Get Connected with LinkedIn
In a recent article we talked about the potential to utilise LinkedIn as part of an integrated social media strategy. But in a B2B scenario LinkedIn is also a powerful marketing tool in its own right. Make no mistake; LinkedIn is a platform where you really need to get your strategy spot on to be noticed in the right way. So here are some of our favourite nuggets of wisdom to help you get under the skin of the world’s largest business networking platform.
The power of LinkedIn
Not sure whether LinkedIn is the right tool for you? These facts and figures will help you to make informed decisions:
- LinkedIn celebrates its 10th birthday this year with the announcement that the network has grown to hold 200 million members worldwide
- The site receives 160 million unique visits per month and is the 23rd most visited web property worldwide
- The average LinkedIn user is male (57.9%) and aged between 25 and 54. However during 2012 the demographic group that grew most rapidly was aged between 18 and 24
- The highest concentration of LinkedIn users is in the US (58.5 million), followed by India (13.3 million) and the UK (8.4 million)
- Demographically speaking, entrepreneurship and sales top the leader board as the most prominent job roles. Plus 39% of LinkedIn users are in senior management, executive or ownership roles.
It follows that if you’re looking for B2B market penetration focused on senior people then LinkedIn is a route worth investigating – especially given that many of its services are free.
Your LinkedIn Profile
what you should include (and what you definitely shouldn’t)
LinkedIn users are serious about business and expect you to take yourself seriously as well. They’ll glean a lot about your brand and offer from your profile, so it’s essential to make sure you tick all the boxes here.
Treat your profile on LinkedIn with as much gravitas as you would your CV. Make sure you’re bold, clear, punchy and relevant and that you complete every section of your profile with disciplined detail.
Don’t just ask for hundreds of recommendations for the sake of it. Busy executives are looking for relevant information they can access quickly. Focus on bringing in a few well-chosen recommendations that come from credible sources and offer high quality, informative content.
LinkedIn has recently introduced endorsements to complement the recommendations function. These are a great way of reinforcing the message about just how wonderful you are, but the snag is that they don’t give any detail of your connection’s actual experience of working with you. So recommendations are still well worth generating to give those viewing your profile the detail they need.
Oh, and use a professional photo. This is a serious business network. Nobody wants to see that snapshot of you in a sombrero and swimming trunks in 1998…
Now for your company page

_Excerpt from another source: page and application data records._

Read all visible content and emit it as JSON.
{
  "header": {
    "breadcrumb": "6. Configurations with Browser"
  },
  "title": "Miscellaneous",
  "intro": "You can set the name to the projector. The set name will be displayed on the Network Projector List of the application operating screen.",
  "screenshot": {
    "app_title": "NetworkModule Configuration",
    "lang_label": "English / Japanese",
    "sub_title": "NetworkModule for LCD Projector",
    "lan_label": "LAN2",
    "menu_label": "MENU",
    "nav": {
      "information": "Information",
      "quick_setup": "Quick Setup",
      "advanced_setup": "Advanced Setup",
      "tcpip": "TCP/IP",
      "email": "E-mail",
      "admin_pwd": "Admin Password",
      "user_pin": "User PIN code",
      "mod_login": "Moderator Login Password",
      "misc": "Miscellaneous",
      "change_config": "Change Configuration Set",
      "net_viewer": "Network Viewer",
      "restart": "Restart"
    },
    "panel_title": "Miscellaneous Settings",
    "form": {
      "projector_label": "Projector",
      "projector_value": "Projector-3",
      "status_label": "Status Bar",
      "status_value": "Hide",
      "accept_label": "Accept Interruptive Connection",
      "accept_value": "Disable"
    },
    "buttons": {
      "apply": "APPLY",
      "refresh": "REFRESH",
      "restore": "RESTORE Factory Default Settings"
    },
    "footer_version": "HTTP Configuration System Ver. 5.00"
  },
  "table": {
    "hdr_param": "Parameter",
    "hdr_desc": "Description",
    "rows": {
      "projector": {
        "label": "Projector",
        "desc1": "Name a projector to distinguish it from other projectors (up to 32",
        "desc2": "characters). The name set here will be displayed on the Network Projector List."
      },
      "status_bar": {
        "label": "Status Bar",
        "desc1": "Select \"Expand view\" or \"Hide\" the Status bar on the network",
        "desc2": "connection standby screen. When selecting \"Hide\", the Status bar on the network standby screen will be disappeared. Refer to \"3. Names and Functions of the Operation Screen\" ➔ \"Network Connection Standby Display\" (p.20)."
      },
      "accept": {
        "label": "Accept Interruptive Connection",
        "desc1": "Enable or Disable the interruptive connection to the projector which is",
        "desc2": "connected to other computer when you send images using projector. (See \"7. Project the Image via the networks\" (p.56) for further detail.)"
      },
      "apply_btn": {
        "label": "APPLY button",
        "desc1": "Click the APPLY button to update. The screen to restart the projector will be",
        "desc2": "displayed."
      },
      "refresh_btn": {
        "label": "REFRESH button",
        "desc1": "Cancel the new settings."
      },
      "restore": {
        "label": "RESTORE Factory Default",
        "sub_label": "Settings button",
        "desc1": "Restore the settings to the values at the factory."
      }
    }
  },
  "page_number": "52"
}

Your company page isn’t just about generating followers. Think of it first and foremost as a showcase for your company and what makes it special. LinkedIn have provided some great functionality on this page – not least the ability to add specific products and services and then invite recommendations for them. It’s crucial to take the time to get your products and services right, especially since the keywords you use here are searchable elements that could generate more traffic to your company page.
OK, you’ve got the basics down, what next?
Naturally once your profile and company page is up and running you’ll spend some serious time searching and connecting – initially with people you know. If you’re showing an interesting profile that’s well put together you may well find that starts to snowball. Then you’re going to want to explore what else LinkedIn has to offer – so take a look at:
Groups: Groups are easily searchable and it’s tempting to join hundreds of them. Some argue that it can be worth doing this simply to expand your presence – after all it’s free and doesn’t take all that long.
But if you’re looking to initiate genuine dialogue and generate new relationships try examining your choice of groups carefully. Particular indicators are the number and profile of members – but more importantly seek out a high concentration of discussion activity. That shows that the group is active and paying attention to what others are saying – hence they’re likely to pay attention to you. After all, sharing your flashes of genius with a group that is actually dormant is nothing more than a waste of your time.
Discussions versus promotions: Most groups will accept discussion and promotion posts. A word of warning – they’re not the same thing! A lot of promotions are subject to approval (depending on the group) so it can be tempting to bypass this and use discussions to promote your new product or service. But you won’t be popular for doing it. Discussion is discussion. Promotion is promotion. People don’t like being spammed. Enough said.
Advertising: Some LinkedIn enthusiasts are of the view that the advertising ROI you’ll get here is superior to other social media channels. We say (as we always do) that it depends on your offer and your target market, plus how compelling your messaging strategy is. Even LinkedIn won’t commit to specifying a likely ROI or CPC rate – because these are impossible to define without detailed intelligence on your particular campaign. However you can access some official LinkedIn advice on strategies to optimise your advertising return and this is well worth a look.
Like any online network the more you put into LinkedIn the more return you’re likely to enjoy. Those who do it well and with dedication can reap huge rewards.
If you’re looking to ramp up your B2B strategy online this is just one of the areas where we can help.
Just talk to the Digital Potion team or view our services to understand how we could add value to your venture.